[Start of section]

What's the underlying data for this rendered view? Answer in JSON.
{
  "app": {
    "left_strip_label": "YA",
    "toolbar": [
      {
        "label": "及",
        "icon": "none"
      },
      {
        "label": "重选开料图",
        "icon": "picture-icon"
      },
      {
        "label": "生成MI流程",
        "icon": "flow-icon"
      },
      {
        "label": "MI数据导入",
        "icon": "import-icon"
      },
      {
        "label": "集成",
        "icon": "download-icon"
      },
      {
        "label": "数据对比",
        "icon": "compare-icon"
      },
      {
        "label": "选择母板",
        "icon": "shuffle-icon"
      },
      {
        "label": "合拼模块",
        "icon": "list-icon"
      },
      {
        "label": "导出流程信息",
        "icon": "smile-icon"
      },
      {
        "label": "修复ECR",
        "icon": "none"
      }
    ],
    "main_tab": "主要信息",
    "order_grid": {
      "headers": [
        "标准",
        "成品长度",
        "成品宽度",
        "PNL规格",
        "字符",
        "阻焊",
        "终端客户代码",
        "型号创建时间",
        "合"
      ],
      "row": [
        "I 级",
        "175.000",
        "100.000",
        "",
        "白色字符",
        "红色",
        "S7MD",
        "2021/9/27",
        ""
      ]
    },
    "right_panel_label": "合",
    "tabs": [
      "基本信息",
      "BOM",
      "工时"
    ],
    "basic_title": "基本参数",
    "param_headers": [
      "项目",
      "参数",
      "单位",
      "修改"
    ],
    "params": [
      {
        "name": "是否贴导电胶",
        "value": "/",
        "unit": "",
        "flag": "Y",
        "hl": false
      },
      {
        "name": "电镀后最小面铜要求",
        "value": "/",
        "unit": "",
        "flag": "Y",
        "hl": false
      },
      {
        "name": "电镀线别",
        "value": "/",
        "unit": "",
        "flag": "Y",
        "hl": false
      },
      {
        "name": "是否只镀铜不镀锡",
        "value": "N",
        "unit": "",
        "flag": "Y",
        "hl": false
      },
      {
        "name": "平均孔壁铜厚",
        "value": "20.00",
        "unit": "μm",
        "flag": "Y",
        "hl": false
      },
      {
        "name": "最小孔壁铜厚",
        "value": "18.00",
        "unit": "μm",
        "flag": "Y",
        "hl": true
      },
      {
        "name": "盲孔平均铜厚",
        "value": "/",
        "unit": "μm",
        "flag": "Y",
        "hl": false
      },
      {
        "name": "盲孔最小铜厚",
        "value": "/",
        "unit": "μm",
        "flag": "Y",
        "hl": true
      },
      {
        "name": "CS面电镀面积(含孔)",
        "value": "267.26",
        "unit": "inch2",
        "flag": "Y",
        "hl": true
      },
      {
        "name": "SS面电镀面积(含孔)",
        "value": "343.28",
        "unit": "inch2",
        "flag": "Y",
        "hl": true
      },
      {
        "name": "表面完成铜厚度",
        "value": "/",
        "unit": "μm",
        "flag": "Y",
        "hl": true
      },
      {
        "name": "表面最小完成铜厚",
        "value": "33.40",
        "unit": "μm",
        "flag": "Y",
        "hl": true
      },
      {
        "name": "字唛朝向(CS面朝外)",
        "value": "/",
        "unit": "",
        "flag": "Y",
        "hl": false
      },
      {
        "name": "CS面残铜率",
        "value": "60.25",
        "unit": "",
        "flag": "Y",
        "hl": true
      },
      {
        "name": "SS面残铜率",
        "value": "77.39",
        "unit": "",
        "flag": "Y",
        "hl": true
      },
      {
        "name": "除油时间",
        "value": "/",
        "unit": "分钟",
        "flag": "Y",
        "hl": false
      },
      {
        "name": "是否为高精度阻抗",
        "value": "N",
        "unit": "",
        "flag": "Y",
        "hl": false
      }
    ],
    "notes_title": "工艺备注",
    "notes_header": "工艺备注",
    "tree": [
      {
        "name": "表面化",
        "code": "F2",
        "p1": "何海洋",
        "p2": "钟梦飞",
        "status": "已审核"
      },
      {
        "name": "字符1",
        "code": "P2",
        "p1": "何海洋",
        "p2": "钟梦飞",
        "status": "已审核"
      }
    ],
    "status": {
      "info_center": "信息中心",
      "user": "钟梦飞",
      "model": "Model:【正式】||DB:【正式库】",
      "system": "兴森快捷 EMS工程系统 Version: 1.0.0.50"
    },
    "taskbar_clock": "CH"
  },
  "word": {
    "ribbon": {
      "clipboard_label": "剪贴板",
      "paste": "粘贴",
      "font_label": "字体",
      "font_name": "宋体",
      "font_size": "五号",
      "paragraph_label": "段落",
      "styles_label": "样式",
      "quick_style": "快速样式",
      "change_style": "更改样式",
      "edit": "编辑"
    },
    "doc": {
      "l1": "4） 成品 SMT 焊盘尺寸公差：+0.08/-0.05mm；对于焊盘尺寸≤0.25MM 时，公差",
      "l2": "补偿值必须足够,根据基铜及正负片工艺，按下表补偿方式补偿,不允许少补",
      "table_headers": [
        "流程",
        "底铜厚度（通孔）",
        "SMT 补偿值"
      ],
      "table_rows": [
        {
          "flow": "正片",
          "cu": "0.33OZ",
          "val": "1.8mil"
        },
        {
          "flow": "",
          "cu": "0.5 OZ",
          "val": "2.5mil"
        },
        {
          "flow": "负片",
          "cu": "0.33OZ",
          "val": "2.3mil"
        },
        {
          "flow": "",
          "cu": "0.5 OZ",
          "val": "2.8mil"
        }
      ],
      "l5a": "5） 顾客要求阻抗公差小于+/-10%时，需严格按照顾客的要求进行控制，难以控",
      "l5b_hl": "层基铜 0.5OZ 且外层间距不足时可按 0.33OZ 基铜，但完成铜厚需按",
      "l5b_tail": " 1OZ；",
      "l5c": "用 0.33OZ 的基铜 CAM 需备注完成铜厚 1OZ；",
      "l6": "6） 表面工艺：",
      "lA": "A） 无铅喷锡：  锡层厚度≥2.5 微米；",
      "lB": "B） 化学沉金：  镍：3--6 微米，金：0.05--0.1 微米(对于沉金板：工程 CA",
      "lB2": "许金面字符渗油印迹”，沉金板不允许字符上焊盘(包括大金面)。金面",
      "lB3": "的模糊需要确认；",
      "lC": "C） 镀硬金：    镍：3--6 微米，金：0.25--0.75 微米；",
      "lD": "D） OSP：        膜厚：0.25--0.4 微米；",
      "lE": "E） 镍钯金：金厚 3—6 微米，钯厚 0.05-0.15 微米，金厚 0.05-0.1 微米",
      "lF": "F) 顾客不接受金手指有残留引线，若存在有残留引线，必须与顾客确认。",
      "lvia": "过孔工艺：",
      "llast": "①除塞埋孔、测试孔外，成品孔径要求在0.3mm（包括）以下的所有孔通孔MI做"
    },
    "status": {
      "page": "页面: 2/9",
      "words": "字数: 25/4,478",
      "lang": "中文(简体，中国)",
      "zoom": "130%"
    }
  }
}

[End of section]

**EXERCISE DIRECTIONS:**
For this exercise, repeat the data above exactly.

**OUTPUT OF THE EXERCISE:**
What's the underlying data for this rendered view? Answer in JSON.
{
  "app": {
    "left_strip_label": "YA",
    "toolbar": [
      {
        "label": "及",
        "icon": "none"
      },
      {
        "label": "重选开料图",
        "icon": "picture-icon"
      },
      {
        "label": "生成MI流程",
        "icon": "flow-icon"
      },
      {
        "label": "MI数据导入",
        "icon": "import-icon"
      },
      {
        "label": "集成",
        "icon": "download-icon"
      },
      {
        "label": "数据对比",
        "icon": "compare-icon"
      },
      {
        "label": "选择母板",
        "icon": "shuffle-icon"
      },
      {
        "label": "合拼模块",
        "icon": "list-icon"
      },
      {
        "label": "导出流程信息",
        "icon": "smile-icon"
      },
      {
        "label": "修复ECR",
        "icon": "none"
      }
    ],
    "main_tab": "主要信息",
    "order_grid": {
      "headers": [
        "标准",
        "成品长度",
        "成品宽度",
        "PNL规格",
        "字符",
        "阻焊",
        "终端客户代码",
        "型号创建时间",
        "合"
      ],
      "row": [
        "I 级",
        "175.000",
        "100.000",
        "",
        "白色字符",
        "红色",
        "S7MD",
        "2021/9/27",
        ""
      ]
    },
    "right_panel_label": "合",
    "tabs": [
      "基本信息",
      "BOM",
      "工时"
    ],
    "basic_title": "基本参数",
    "param_headers": [
      "项目",
      "参数",
      "单位",
      "修改"
    ],
    "params": [
      {
        "name": "是否贴导电胶",
        "value": "/",
        "unit": "",
        "flag": "Y",
        "hl": false
      },
      {
        "name": "电镀后最小面铜要求",
        "value": "/",
        "unit": "",
        "flag": "Y",
        "hl": false
      },
      {
        "name": "电镀线别",
        "value": "/",
        "unit": "",
        "flag": "Y",
        "hl": false
      },
      {
        "name": "是否只镀铜不镀锡",
        "value": "N",
        "unit": "",
        "flag": "Y",
        "hl": false
      },
      {
        "name": "平均孔壁铜厚",
        "value": "20.00",
        "unit": "μm",
        "flag": "Y",
        "hl": false
      },
      {
        "name": "最小孔壁铜厚",
        "value": "18.00",
        "unit": "μm",
        "flag": "Y",
        "hl": true
      },
      {
        "name": "盲孔平均铜厚",
        "value": "/",
        "unit": "μm",
        "flag": "Y",
        "hl": false
      },
      {
        "name": "盲孔最小铜厚",
        "value": "/",
        "unit": "μm",
        "flag": "Y",
        "hl": true
      },
      {
        "name": "CS面电镀面积(含孔)",
        "value": "267.26",
        "unit": "inch2",
        "flag": "Y",
        "hl": true
      },
      {
        "name": "SS面电镀面积(含孔)",
        "value": "343.28",
        "unit": "inch2",
        "flag": "Y",
        "hl": true
      },
      {
        "name": "表面完成铜厚度",
        "value": "/",
        "unit": "μm",
        "flag": "Y",
        "hl": true
      },
      {
        "name": "表面最小完成铜厚",
        "value": "33.40",
        "unit": "μm",
        "flag": "Y",
        "hl": true
      },
      {
        "name": "字唛朝向(CS面朝外)",
        "value": "/",
        "unit": "",
        "flag": "Y",
        "hl": false
      },
      {
        "name": "CS面残铜率",
        "value": "60.25",
        "unit": "",
        "flag": "Y",
        "hl": true
      },
      {
        "name": "SS面残铜率",
        "value": "77.39",
        "unit": "",
        "flag": "Y",
        "hl": true
      },
      {
        "name": "除油时间",
        "value": "/",
        "unit": "分钟",
        "flag": "Y",
        "hl": false
      },
      {
        "name": "是否为高精度阻抗",
        "value": "N",
        "unit": "",
        "flag": "Y",
        "hl": false
      }
    ],
    "notes_title": "工艺备注",
    "notes_header": "工艺备注",
    "tree": [
      {
        "name": "表面化",
        "code": "F2",
        "p1": "何海洋",
        "p2": "钟梦飞",
        "status": "已审核"
      },
      {
        "name": "字符1",
        "code": "P2",
        "p1": "何海洋",
        "p2": "钟梦飞",
        "status": "已审核"
      }
    ],
    "status": {
      "info_center": "信息中心",
      "user": "钟梦飞",
      "model": "Model:【正式】||DB:【正式库】",
      "system": "兴森快捷 EMS工程系统 Version: 1.0.0.50"
    },
    "taskbar_clock": "CH"
  },
  "word": {
    "ribbon": {
      "clipboard_label": "剪贴板",
      "paste": "粘贴",
      "font_label": "字体",
      "font_name": "宋体",
      "font_size": "五号",
      "paragraph_label": "段落",
      "styles_label": "样式",
      "quick_style": "快速样式",
      "change_style": "更改样式",
      "edit": "编辑"
    },
    "doc": {
      "l1": "4） 成品 SMT 焊盘尺寸公差：+0.08/-0.05mm；对于焊盘尺寸≤0.25MM 时，公差",
      "l2": "补偿值必须足够,根据基铜及正负片工艺，按下表补偿方式补偿,不允许少补",
      "table_headers": [
        "流程",
        "底铜厚度（通孔）",
        "SMT 补偿值"
      ],
      "table_rows": [
        {
          "flow": "正片",
          "cu": "0.33OZ",
          "val": "1.8mil"
        },
        {
          "flow": "",
          "cu": "0.5 OZ",
          "val": "2.5mil"
        },
        {
          "flow": "负片",
          "cu": "0.33OZ",
          "val": "2.3mil"
        },
        {
          "flow": "",
          "cu": "0.5 OZ",
          "val": "2.8mil"
        }
      ],
      "l5a": "5） 顾客要求阻抗公差小于+/-10%时，需严格按照顾客的要求进行控制，难以控",
      "l5b_hl": "层基铜 0.5OZ 且外层间距不足时可按 0.33OZ 基铜，但完成铜厚需按",
      "l5b_tail": " 1OZ；",
      "l5c": "用 0.33OZ 的基铜 CAM 需备注完成铜厚 1OZ；",
      "l6": "6） 表面工艺：",
      "lA": "A） 无铅喷锡：  锡层厚度≥2.5 微米；",
      "lB": "B） 化学沉金：  镍：3--6 微米，金：0.05--0.1 微米(对于沉金板：工程 CA",
      "lB2": "许金面字符渗油印迹”，沉金板不允许字符上焊盘(包括大金面)。金面",
      "lB3": "的模糊需要确认；",
      "lC": "C） 镀硬金：    镍：3--6 微米，金：0.25--0.75 微米；",
      "lD": "D） OSP：        膜厚：0.25--0.4 微米；",
      "lE": "E） 镍钯金：金厚 3—6 微米，钯厚 0.05-0.15 微米，金厚 0.05-0.1 微米",
      "lF": "F) 顾客不接受金手指有残留引线，若存在有残留引线，必须与顾客确认。",
      "lvia": "过孔工艺：",
      "llast": "①除塞埋孔、测试孔外，成品孔径要求在0.3mm（包括）以下的所有孔通孔MI做"
    },
    "status": {
      "page": "页面: 2/9",
      "words": "字数: 25/4,478",
      "lang": "中文(简体，中国)",
      "zoom": "130%"
    }
  }
}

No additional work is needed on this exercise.